Celtic Renewables Ltd. partnered with Tullibardine Distillery in Perthshire Scotland to produce the new power source for cars. The biofuel was in fact created with draff and pot ale. Draff is the sugar-rich kernels of barley that are used to create whisky and pot ale is the copper-containing yeasty liquid left behind after the whisky has been distilled. The fuel created is called biobutanol and can be used as a direct replacement for petrol and diesel. Celtic Renewables claims no engine modification is needed to run a vehicle on biobutanol.
Scotland’s malt whisky industry produces approximately 750,000 tons of draff and two billion liters of pot ale. Tullibardine Distillery can produce 6,500 tonnes of that draff and two million litres of pot ale. Before being given the opportunity to produce fuel with whisky waste, it was spread on agricultural fields, turned into animal feed, or safely discharged in the sea under license; a disposal process that comes with high costs. Celtic Renewables hopes to expand and repurpose Scotland’s large supply of whisky waste to create a renewable fuel source.
Producing biobutanol is supported by ministers who believe it can help the Scottish Government achieve its target of reducing carbon emissions by 42 percent by 2020, as well as the European Union mandated biofuel target of 10 percent by 2020. It has already been backed by a grant of over $250,000 from Zero Waste Scotland.

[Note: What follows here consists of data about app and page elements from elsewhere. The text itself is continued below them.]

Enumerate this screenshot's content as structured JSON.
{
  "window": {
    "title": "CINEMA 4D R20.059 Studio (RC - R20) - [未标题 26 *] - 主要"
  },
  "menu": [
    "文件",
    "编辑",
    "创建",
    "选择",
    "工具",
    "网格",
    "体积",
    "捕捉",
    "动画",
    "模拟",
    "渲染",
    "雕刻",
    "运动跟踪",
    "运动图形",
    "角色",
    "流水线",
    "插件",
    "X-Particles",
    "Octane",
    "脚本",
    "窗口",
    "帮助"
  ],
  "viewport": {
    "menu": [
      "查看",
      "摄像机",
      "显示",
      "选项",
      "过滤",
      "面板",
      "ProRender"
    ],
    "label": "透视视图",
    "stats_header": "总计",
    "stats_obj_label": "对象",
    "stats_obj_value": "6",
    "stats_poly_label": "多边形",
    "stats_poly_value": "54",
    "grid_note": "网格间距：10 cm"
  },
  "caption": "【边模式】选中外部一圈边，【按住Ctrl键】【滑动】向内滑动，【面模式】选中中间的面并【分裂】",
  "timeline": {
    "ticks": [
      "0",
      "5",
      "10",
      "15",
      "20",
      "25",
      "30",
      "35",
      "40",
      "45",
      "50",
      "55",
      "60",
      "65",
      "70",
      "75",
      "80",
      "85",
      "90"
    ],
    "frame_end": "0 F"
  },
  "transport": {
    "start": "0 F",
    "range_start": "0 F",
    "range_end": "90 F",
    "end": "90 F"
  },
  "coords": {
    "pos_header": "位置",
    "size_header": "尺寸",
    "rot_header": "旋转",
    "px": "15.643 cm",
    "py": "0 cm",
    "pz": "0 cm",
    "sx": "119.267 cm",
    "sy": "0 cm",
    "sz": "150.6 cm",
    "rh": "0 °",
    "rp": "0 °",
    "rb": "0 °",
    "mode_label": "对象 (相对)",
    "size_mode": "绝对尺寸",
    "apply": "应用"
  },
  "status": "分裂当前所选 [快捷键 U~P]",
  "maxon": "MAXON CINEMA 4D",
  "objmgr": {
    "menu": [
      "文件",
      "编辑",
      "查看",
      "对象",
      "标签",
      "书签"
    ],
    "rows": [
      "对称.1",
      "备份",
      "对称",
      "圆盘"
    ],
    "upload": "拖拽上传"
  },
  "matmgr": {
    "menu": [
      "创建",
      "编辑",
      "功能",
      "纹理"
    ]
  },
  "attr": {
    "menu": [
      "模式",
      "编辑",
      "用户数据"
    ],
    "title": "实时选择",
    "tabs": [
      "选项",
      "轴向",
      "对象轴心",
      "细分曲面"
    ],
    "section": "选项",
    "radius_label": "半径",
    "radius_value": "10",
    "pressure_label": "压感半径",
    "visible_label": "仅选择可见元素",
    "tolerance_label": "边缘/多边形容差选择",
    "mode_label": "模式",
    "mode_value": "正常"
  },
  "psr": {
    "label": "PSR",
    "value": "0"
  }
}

Celtic Renewables is actually a spin-off company from the Biofuel Research Centre at Edinburgh Napier University. Founder and president, professor Marti Tangney recently told Technology Insider, “This is the first time in history that a car has ever been driven with a biofuel produced from whisky production residues. It is fitting to do this historic drive in Scotland, which is famous not just for its world renowned whisky but also for being a powerhouse for renewable energy.”